At Auckland DHB, the number of cases per 1,000 surgical patients _ the data excludes some operations such as for cancer and childbirth _ has risen from around eight in 2005 to more than 10 in the middle of last year. Northland's rate has averaged 14 over the period, varying from 8 to 18. Waitemata's averaged around 7.5 and Counties Manukau's just under 9 and Waikato's 7.6.
Waikato had a run of seven quarters above average to the middle of last year, which the commission suggested was getting close to a statistically significant rise.
The Auckland DHB's clinical adviser on quality and safety, Dr Colin McArthur, said his DHB's relatively high rate was due to the greater complexity of cases it treated.
"Most hospitals have seen a rise in perioperative sepsis over the last few years. We think the reason for that is that over the last five or six years we are increasingly able to offer interventions to patients with more significant co-morbidities (illnesses) or pre-operative complexity.''
Dr McArthur criticised the way in which appropriate use of the surgical safety checklist was measured.
Auckland DHB theatre staff were high users of the checklist before surgery, but nurses often wrote nothing on the section of the sign-out form for raising issues with post- operative staff _ leading auditors to conclude, wrongly, that the form had not been used. The commission plans to add direct observation of theatre staff to the auditing system.
Post-operative blood clots
A blood clot or thrombosis can form in the deep veins of the legs - a DVT. A piece, an embolus, can break off and move to the pulmonary vessels of the lungs. DVTs are painful, cause breathlessness and are slow to cure. A pulmonary embolism can kill. Risk factors for developing a clot include prolonged immobility, major surgery, previous clots, obesity, smoking and taking some types of oral contraceptives.
Nationally the annual tally of post-operative DVT and pulmonary embolisms was 712 to last June, down from 759 as at December 2012.
Waitemata DHB's 2005-2013 average was 7 cases in 1,000 surgical patients. Auckland's was 5.6, Counties' 3.5 and Waikato's 4.5.
The commission, relying on statistical analysis, said there was no clear trend at Waitemata.
However, the Waitemata clinical leader for quality, Dr Penny Andrew, said there had been a downward track since 2010.
"It now averages 6 and is heading in the right direction.
"We have a very proactive haematology department. They track every DVT. We analyse every case to see whether they receive the right treatment and prophylaxis (preventive therapies).

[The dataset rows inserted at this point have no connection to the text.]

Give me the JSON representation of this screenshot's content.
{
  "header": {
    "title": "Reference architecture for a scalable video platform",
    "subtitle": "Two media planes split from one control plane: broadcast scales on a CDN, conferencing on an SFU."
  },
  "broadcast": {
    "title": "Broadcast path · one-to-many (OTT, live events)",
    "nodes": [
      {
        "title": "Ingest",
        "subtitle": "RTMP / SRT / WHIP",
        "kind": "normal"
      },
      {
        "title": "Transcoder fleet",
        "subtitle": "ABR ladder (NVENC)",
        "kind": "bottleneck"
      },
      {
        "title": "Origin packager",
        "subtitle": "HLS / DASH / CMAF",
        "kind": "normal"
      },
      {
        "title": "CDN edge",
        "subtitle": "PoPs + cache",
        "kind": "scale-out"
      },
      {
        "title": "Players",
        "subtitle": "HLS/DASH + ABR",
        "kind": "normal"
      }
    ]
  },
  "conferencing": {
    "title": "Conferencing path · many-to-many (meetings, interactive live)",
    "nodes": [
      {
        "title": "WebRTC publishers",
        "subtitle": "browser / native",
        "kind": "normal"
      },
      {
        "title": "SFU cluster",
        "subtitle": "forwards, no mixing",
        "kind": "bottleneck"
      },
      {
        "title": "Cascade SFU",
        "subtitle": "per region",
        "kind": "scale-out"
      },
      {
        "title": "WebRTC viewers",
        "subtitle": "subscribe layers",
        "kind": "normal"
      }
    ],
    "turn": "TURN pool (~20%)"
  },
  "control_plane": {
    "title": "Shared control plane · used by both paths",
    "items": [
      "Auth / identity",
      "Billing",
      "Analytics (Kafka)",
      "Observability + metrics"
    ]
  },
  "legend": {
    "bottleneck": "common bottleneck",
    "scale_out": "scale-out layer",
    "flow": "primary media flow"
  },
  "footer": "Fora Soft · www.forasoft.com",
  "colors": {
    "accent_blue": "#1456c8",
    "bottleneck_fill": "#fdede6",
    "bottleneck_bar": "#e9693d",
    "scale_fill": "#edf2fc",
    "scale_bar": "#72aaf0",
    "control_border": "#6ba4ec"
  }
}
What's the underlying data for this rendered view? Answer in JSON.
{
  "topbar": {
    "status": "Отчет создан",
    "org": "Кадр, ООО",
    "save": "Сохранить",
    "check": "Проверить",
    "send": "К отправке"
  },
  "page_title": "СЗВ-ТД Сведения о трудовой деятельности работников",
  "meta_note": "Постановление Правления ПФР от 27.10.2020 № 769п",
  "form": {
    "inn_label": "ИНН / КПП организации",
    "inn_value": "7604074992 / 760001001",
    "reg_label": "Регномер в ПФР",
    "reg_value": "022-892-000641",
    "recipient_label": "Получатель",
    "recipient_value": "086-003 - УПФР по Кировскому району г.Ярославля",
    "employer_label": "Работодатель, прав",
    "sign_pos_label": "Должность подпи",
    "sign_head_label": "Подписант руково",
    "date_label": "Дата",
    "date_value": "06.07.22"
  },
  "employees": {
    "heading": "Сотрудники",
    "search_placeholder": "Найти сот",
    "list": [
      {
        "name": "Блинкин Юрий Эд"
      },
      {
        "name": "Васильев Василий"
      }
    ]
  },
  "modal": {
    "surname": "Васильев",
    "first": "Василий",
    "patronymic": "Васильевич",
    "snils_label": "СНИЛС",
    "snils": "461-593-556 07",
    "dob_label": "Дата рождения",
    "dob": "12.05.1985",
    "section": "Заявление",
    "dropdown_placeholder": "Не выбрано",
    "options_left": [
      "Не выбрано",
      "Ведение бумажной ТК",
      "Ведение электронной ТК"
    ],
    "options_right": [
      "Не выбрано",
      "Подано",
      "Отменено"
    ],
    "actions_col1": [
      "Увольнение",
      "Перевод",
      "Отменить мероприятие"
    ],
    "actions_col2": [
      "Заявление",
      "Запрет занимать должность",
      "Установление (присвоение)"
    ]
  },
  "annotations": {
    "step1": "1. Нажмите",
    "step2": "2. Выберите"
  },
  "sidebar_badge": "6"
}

"We've got an improvement project drilling down on that data and working with our orthopaedic - hip and knee replacement - surgeons, making sure that they keep coming down."